Merkel echoes Israel's fears on Egypt stability (2nd Roundup)
Jan 31, 2011, 19:01 GMT
Jerusalem - Visiting German Chancellor Angela Merkel echoed Israeli fears over the stability of the Middle East on Monday as unrest swept Egypt.
But she also urged Israeli Prime Minister Benjamin Netanyahu to halt construction of Jewish housing in Palestinian areas.
The German chancellor is in Israel for two days of meetings, along with much of her cabinet.
'We know of course that Egypt has played a very positive role for Israel in particular in the many efforts to establish peace, as well as a stabilizing role,' she said.
Merkel insisted that Germany supported democratic rights and implicitly criticized embattled Egyptian President Hosny Mubarak for not going far enough in his offer of dialogue. She said that it was crucial for him to act wisely in the coming days.

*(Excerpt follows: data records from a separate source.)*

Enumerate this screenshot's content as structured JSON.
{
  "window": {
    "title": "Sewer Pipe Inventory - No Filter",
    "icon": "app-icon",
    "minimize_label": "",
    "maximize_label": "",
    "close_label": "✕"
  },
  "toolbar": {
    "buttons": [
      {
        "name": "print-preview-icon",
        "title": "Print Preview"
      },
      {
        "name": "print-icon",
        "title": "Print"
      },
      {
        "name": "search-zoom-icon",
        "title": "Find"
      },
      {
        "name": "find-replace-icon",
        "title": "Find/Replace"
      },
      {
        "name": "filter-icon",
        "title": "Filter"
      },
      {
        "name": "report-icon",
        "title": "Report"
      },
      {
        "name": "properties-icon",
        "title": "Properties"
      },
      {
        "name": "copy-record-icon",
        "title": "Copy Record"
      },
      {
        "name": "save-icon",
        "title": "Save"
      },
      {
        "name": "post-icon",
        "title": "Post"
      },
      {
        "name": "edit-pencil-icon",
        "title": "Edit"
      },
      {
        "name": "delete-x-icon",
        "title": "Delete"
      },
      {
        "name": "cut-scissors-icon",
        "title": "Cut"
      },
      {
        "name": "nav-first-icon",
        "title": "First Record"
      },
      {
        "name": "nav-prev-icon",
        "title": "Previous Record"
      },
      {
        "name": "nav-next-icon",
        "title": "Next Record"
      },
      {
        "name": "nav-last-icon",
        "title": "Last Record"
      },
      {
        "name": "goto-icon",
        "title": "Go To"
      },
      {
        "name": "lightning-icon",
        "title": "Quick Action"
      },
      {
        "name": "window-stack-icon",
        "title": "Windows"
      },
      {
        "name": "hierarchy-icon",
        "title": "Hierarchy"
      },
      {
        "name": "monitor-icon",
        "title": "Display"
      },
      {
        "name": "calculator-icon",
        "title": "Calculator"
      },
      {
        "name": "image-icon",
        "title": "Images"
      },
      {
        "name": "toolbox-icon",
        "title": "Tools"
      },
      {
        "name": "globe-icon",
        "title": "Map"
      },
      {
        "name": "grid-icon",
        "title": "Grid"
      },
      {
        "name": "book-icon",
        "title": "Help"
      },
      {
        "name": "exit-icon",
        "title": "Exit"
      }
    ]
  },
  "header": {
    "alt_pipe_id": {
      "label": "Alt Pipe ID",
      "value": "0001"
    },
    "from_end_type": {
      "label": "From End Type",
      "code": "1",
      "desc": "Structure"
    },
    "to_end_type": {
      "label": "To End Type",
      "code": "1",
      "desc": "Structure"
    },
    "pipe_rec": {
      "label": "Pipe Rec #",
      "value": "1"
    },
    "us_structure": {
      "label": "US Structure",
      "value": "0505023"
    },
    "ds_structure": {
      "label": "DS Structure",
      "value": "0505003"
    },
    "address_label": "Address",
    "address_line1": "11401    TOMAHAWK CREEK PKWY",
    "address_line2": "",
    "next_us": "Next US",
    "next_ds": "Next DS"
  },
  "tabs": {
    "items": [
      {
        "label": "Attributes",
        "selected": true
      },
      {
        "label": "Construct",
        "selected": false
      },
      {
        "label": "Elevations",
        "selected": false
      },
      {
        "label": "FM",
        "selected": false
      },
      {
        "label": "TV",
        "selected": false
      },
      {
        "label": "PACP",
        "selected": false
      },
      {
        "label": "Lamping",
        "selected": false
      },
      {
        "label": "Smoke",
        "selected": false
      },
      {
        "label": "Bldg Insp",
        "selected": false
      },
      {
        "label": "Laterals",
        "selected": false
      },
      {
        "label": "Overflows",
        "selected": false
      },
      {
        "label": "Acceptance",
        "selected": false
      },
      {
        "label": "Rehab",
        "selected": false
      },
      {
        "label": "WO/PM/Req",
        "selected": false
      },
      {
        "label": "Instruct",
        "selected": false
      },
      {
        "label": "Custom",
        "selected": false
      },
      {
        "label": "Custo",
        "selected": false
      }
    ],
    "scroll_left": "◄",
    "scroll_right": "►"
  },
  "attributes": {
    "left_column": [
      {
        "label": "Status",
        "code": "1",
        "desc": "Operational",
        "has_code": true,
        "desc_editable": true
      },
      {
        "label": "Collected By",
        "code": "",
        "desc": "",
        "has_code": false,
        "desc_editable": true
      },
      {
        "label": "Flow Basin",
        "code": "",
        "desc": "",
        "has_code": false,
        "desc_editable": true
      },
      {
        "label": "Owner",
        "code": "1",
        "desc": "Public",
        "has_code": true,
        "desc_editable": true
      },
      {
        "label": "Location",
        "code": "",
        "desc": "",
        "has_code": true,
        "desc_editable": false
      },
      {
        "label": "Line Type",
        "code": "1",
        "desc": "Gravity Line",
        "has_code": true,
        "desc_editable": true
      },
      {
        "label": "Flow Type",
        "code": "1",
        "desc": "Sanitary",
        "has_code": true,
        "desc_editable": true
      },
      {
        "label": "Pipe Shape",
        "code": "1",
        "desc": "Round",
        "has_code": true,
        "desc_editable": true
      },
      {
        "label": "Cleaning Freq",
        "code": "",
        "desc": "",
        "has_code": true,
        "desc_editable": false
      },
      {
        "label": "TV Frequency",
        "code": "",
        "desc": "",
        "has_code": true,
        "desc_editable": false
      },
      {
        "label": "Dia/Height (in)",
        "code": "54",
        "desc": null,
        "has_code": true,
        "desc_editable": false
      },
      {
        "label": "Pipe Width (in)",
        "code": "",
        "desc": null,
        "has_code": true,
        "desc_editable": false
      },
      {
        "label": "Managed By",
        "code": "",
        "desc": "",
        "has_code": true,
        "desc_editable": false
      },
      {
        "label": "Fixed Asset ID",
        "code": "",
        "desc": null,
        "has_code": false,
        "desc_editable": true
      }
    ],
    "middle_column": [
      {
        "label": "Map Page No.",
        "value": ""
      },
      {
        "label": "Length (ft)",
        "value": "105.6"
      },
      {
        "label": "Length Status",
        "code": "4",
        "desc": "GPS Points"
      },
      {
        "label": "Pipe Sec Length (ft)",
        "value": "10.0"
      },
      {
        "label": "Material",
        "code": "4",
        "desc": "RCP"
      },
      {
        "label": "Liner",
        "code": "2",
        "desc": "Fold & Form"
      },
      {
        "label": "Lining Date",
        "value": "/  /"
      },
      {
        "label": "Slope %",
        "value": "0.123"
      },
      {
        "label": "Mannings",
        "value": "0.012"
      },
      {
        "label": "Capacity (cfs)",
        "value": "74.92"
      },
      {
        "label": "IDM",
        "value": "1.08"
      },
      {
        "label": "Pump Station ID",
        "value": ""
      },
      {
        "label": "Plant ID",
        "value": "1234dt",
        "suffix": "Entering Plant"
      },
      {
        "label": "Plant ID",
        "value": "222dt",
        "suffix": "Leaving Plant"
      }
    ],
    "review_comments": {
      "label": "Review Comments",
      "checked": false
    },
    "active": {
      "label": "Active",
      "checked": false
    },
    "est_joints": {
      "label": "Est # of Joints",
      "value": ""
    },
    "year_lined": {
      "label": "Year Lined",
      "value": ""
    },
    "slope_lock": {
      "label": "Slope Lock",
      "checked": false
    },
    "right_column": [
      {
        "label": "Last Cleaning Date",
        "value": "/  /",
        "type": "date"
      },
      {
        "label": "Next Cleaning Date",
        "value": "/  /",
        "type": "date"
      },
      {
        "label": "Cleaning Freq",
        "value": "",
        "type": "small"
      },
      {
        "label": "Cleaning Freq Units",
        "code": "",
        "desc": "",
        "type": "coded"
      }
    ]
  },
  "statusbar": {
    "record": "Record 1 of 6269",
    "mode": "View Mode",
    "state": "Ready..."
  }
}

Netanyahu referred after his meeting with Merkel of the 'dramatic events' in neighbouring Egypt and said he was concerned Islamists would take over.
'In a situation where chaos rules, there could be an Islamist factor that seizes power,' he said.
'We don't want to revert to the bad old days,' he said in reference to the period before Egypt and Israel made peace in 1979.
Netanyahu appeared to imply that the current popular protests in Arab nations made it more difficult to achieve peace terms with the Palestinians.
'Peace has to be anchored in stability,' he said. 'A piece of paper does not guarantee peace.'
Merkel disagreed in the joint remarks to reporters, stressing the importance of driving forward the Middle East peace process, even in the current climate.
'Deadlock is no viable basis, and deadlock is unacceptable, in this situation more so than ever. For me, and I made this clear today, deadlock is also illusory,' the chancellor said.
Merkel rebuked Israel over housing construction in the West Bank and referred to the international community's 'roadmap' for the peace process.
'From our point of view, settlement building is not in conformity with the commitments made in the roadmap - and we spoke about that too.'
The chancellor had arrived earlier in the day with key ministers for a round of meetings with Israeli counterparts on cooperation in science and development aid and stepping up youth exchanges.
While the German ministers were set to head home afterwards, Merkel was to stay over for a second day of meetings with Israeli officials.
Read more about Germany
Read more about Israel Diplomacy